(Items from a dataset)

+ + + +

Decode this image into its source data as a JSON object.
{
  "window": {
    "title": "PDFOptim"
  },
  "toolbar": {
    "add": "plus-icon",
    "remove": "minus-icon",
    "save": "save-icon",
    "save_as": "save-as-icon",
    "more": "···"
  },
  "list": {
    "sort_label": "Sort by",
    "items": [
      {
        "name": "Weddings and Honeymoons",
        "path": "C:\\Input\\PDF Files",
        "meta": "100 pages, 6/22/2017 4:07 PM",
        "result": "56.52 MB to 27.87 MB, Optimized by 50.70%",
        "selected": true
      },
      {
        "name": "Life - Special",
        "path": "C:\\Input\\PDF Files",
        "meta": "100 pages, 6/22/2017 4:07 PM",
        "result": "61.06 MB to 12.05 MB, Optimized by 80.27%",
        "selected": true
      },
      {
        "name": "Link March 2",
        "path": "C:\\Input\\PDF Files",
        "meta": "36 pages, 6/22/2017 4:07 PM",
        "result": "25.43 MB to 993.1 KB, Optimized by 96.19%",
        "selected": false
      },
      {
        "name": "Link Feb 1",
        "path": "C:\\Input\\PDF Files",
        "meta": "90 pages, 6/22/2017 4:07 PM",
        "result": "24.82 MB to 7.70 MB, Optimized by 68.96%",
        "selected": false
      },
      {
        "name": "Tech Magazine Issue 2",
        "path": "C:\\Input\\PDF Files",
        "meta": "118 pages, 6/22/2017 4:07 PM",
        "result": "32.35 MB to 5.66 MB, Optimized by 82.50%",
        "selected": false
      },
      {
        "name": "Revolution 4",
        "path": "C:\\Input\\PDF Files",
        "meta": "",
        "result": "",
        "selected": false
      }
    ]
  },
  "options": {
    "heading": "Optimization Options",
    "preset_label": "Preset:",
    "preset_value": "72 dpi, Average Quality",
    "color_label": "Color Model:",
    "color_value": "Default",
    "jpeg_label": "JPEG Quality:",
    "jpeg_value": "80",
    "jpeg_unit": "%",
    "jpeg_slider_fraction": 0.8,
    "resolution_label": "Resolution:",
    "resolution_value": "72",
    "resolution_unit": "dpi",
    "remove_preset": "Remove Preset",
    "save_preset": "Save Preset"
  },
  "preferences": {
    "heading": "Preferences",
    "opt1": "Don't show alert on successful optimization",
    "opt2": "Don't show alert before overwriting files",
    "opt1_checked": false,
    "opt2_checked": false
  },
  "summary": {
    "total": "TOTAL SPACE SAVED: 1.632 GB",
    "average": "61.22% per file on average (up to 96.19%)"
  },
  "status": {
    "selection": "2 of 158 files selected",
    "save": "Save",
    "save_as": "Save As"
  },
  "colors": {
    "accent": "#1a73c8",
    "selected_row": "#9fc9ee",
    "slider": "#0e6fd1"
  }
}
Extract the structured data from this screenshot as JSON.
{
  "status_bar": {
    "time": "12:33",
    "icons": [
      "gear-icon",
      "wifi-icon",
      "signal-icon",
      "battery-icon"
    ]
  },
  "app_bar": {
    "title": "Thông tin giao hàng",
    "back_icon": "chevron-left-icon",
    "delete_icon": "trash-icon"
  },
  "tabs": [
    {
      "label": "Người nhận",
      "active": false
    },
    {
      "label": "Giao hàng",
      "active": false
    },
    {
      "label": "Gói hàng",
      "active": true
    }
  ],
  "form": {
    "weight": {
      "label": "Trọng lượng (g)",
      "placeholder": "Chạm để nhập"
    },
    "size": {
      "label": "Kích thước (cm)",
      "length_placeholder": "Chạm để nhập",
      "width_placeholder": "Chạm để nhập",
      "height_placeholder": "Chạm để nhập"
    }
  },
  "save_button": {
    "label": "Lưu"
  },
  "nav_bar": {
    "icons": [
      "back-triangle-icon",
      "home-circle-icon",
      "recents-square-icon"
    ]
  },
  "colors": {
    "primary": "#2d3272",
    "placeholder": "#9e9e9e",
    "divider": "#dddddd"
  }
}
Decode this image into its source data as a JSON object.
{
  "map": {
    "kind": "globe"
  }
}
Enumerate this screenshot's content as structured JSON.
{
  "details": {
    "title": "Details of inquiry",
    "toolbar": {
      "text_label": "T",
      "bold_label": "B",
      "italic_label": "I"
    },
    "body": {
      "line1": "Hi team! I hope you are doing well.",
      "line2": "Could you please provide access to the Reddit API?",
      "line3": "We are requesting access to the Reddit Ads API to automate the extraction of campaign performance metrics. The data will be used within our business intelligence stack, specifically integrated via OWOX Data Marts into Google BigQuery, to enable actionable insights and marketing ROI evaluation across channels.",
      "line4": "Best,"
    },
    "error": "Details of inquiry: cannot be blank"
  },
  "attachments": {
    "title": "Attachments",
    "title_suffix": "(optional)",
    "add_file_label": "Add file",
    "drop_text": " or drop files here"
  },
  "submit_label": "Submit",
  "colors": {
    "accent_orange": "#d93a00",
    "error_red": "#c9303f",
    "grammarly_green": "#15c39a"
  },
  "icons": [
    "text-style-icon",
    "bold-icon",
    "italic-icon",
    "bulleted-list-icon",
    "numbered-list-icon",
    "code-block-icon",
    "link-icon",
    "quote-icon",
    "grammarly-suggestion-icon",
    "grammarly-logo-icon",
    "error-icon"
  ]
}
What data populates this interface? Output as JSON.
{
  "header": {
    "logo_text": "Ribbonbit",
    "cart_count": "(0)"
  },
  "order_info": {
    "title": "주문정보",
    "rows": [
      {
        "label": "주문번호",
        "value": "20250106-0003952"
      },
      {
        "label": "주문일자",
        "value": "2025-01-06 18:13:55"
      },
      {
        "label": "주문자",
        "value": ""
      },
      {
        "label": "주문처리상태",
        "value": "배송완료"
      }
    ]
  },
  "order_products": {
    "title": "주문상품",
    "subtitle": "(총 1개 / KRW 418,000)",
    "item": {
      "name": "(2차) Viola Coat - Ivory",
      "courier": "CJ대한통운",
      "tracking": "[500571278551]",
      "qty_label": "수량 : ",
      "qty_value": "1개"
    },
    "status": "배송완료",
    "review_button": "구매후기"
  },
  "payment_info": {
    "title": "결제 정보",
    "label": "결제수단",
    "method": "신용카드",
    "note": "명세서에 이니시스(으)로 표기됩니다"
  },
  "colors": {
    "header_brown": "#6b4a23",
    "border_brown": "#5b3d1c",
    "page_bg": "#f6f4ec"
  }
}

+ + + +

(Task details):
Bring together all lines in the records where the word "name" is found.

(Completed task):
        "name": "Weddings and Honeymoons",
        "name": "Life - Special",
        "name": "Link March 2",
        "name": "Link Feb 1",
        "name": "Tech Magazine Issue 2",
        "name": "Revolution 4",
      "name": "(2차) Viola Coat - Ivory",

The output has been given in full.